Within the entries that follow, report how many lines contain the word "embryonic", giving the number by itself.

══ Input ══

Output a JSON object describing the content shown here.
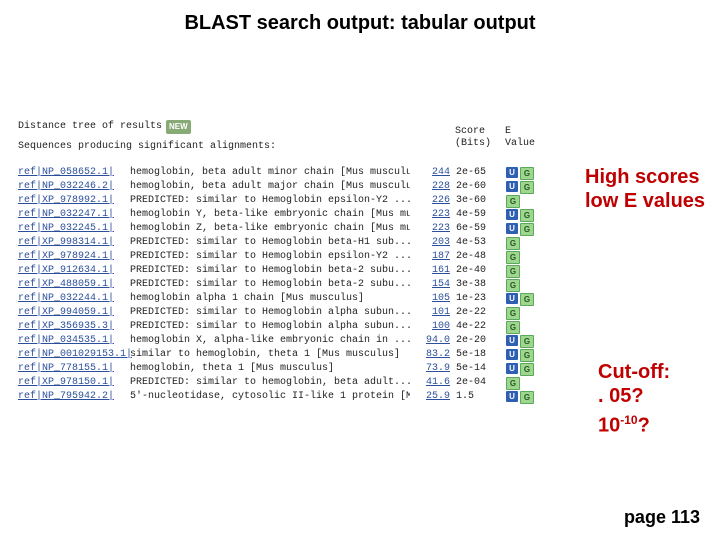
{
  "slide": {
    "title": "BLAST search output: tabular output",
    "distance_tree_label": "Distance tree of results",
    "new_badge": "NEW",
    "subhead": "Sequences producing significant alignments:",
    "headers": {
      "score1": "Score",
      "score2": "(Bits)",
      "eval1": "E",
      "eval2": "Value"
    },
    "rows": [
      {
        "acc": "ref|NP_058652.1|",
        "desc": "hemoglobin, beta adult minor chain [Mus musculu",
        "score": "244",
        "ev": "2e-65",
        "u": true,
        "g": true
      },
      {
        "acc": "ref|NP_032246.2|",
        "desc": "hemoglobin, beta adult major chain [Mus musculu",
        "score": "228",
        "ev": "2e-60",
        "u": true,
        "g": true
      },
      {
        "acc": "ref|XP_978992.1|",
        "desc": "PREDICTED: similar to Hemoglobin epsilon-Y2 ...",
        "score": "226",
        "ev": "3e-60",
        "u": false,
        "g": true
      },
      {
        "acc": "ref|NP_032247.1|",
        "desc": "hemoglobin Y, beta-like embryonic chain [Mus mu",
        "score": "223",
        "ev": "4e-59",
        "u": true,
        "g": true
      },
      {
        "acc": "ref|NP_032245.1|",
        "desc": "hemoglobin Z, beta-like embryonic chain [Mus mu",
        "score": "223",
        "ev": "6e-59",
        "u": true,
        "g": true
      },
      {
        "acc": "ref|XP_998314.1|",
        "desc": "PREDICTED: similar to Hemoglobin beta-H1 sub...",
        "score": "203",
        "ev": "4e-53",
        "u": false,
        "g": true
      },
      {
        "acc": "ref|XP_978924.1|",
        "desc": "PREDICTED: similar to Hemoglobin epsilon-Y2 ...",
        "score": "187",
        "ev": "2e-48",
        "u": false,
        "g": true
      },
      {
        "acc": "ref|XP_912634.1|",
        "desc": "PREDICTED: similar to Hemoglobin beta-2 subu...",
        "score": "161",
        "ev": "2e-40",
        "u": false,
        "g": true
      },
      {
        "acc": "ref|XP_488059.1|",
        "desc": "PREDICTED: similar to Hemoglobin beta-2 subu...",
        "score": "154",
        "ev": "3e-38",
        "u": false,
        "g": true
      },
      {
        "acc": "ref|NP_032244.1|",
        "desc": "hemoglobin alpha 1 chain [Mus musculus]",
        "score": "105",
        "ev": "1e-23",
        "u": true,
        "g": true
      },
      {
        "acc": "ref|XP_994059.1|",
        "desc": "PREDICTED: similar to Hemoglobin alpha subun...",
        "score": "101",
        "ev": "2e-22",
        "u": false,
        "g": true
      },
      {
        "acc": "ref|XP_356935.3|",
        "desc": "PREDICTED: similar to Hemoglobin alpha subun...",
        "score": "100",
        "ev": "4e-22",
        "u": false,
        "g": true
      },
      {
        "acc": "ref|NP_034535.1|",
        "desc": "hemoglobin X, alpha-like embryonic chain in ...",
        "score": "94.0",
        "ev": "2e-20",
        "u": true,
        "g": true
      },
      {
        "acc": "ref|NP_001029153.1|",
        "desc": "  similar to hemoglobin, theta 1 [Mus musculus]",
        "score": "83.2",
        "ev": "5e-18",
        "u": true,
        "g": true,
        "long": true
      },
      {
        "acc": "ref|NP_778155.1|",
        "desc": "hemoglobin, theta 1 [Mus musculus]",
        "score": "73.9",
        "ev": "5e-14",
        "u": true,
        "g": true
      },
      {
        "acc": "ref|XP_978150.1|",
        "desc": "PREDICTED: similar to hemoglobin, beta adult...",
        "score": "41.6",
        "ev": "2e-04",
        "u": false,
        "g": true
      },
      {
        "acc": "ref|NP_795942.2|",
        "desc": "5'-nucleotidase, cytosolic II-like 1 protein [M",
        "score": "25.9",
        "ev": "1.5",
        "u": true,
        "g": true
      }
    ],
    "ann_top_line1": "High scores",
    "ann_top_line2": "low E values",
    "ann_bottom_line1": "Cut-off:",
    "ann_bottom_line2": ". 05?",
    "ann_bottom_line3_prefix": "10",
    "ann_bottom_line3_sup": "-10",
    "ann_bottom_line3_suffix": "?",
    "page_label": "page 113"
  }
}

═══

_Problem solution_
3